Garlic is one of the most common ingredients we use. It’s spicy when raw, mellowing to sweetness as it roasts, making it a great ingredient for a multitude of dishes from a variety of cultures and regions. In fact, garlic is such a common ingredient, why not grow it at home rather than pick it up at the supermarket week after week? Follow these easy tips to grow your own garlic… in your kitchen or in your backyard.
Planting the Cloves
The part of the garlic you plant is called the clove — the individual pods that exist when you tear away the paper-like wrapper. Garlic grows best when planted in the fall or spring, but can grow anywhere, depending on the conditions, especially if you’re growing your garlic inside.
If you’ll be planting outside, choose a sunny spot. There’s no need to segregate garlic from most plants and flowers, though you should check online before planting. It works well with most other flora.
If you’re planting your garlic inside, choose a large planting pot deep enough to hold enough soil to plant the cloves at least 3 inches down and wide enough to plant them 4 to 6 inches apart (depending on how many plants you want in one pot). Make sure the pot drains well and can be easily placed in a sunny window or outside for 8 hours of sunlight a day (or use an indoor gardening light).
Though you can plant cloves of garlic from heads purchased at the supermarket, consider purchasing them from a gardening supply store for best results, as those you find in the market may be treated. Plant the largest cloves you have pointy-side-up about 3 inches deep and 4 to 6 inches apart.
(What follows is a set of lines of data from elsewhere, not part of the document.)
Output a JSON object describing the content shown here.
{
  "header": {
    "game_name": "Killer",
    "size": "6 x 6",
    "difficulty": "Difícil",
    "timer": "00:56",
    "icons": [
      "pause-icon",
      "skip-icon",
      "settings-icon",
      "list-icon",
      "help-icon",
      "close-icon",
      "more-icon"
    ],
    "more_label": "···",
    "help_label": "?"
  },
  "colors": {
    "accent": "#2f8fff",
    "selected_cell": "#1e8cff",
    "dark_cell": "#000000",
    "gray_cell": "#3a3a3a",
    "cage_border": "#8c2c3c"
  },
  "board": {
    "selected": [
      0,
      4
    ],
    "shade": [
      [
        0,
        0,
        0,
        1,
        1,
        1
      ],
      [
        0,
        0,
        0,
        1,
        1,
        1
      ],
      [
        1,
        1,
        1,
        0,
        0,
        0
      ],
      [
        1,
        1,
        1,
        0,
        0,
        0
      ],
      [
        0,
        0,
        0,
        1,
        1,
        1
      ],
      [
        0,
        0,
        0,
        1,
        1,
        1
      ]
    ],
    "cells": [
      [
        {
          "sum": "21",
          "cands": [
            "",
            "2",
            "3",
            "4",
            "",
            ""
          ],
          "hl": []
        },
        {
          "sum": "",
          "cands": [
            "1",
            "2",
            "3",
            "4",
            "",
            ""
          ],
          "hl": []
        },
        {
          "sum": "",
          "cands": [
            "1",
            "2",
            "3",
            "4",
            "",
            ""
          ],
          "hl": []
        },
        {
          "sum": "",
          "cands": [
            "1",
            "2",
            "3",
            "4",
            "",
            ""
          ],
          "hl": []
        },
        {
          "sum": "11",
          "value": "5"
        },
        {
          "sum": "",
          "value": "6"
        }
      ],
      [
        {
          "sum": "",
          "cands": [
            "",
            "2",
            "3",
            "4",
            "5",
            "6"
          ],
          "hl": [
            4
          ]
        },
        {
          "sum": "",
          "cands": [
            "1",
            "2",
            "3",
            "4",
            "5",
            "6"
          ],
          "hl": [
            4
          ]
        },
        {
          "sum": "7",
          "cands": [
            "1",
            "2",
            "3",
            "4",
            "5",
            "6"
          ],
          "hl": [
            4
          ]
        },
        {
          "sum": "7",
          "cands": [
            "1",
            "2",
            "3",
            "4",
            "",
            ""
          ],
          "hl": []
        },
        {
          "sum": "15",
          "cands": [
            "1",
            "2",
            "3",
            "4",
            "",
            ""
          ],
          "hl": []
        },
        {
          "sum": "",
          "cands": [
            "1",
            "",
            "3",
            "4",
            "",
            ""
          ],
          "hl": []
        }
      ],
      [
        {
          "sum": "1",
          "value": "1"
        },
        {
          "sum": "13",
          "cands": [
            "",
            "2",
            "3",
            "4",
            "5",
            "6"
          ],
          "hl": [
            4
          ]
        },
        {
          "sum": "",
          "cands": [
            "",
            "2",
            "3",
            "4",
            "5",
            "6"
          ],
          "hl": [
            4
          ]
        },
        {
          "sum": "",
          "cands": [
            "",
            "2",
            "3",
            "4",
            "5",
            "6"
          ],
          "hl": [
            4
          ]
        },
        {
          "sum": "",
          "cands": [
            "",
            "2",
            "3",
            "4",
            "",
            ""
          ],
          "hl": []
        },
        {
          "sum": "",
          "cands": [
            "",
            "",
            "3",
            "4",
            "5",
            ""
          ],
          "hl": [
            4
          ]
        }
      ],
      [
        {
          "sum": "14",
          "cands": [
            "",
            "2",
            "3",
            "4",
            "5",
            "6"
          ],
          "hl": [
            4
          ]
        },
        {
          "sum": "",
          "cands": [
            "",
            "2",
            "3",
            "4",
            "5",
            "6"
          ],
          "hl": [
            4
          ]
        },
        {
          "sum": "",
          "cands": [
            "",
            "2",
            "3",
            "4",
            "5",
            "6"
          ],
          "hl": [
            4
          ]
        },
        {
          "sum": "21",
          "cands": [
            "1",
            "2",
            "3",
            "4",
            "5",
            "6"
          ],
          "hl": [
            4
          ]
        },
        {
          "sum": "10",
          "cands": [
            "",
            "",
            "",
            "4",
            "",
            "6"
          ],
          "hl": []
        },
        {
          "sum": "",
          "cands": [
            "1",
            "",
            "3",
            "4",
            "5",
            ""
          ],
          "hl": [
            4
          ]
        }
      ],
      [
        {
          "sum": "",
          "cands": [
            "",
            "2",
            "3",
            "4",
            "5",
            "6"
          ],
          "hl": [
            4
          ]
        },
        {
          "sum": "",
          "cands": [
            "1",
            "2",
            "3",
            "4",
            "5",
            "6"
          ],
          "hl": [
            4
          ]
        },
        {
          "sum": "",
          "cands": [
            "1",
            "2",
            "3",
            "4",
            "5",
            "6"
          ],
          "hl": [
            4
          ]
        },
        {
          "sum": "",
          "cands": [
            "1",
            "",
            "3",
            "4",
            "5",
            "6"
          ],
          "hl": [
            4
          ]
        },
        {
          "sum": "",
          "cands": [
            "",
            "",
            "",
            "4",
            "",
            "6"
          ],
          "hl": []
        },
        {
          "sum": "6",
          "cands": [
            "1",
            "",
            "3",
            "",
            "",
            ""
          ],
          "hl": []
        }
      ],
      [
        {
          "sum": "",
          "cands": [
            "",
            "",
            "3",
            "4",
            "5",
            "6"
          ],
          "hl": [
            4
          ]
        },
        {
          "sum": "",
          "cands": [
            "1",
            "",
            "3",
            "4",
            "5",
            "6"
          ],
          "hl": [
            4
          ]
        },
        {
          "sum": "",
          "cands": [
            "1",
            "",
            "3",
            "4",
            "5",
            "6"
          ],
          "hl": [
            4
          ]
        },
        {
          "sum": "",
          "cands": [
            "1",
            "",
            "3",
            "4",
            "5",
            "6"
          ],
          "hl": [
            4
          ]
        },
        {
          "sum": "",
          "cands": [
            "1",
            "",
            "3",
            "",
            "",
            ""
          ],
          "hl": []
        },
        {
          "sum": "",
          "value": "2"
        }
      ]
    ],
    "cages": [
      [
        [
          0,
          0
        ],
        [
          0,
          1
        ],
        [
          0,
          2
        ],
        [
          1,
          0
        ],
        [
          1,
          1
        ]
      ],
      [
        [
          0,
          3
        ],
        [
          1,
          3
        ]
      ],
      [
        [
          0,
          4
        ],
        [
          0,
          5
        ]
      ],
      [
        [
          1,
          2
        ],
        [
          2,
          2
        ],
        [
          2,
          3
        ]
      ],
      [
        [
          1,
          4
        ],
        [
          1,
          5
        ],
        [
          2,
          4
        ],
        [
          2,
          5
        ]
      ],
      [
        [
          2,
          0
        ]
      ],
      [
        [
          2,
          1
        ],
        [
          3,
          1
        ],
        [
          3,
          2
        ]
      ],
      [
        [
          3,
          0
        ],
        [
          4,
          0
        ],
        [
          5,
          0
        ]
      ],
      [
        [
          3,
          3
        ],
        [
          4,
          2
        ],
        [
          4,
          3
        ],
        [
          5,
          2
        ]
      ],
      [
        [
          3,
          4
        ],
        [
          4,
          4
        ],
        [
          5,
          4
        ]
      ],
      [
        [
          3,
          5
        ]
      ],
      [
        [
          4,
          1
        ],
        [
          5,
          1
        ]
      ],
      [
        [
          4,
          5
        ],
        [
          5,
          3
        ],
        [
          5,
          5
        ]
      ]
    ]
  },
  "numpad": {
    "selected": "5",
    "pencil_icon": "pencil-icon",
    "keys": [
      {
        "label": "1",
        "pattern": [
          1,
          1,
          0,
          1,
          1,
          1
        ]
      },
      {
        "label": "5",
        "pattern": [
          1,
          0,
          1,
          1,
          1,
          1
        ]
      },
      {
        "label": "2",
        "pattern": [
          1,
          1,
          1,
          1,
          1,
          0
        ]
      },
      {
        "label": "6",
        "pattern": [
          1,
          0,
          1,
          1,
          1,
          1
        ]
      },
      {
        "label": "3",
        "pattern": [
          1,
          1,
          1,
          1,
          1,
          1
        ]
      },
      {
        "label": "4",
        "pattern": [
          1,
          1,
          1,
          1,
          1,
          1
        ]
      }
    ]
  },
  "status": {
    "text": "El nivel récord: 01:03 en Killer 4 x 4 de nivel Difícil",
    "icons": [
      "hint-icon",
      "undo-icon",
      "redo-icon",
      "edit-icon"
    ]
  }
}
Caring for Your Plant
If you’ve planted your garlic in a well-draining pot, you’re halfway home. Garlic is a very hearty plant. Just make sure you water it regularly. How often depends on how hot an environment it is and what type of soil you used. Basically, you should water them often enough to keep the soil from feeling dry to the touch.
The garlic plants should also get plenty of sunlight. If they’re indoors, take them out for a sun during the day when it’s nice or use an indoor gardening light to ensure they get just the right UV exposure.
Clipping the Topscapes
Eventually, your garlic plant will begin to grow thin shoots that start to curl. These are called topscapes. Most people believe these should be cut off as soon as they appear to allow the plant to collect more energy for growing, though others say you should leave them to allow for better storing as they dry and wither.
Feel free to experiment, especially if you grow multiple plants, but keep in mind that the topscapes are just as edible as the garlic itself, so if you cut them off, you’ll be able to use them in food, much like garlic chives.
Take a look at: How to Cut and Trim an Artichoke?
Harvesting & Your Crop
About 8 to 10 months after you plant them, the garlic will be ready to harvest (when the lower leaves begin to turn brown). Pull one head out to test it. You’ll know it’s done by cutting it in half. The cloves will fill out the skins. Just be careful — they should be dug out, not pulled out.
When the bulbs are harvested, brush off any remaining soil and allow them to dry for 3 to 4 weeks in a dry, shady spot outside. Once dried, cut off the tops and roots. You can store the garlic for around 6 to 8 months (sometimes longer) at a temperature of between 60 and 65 degrees F with moderate humidity and a least a little air circulation.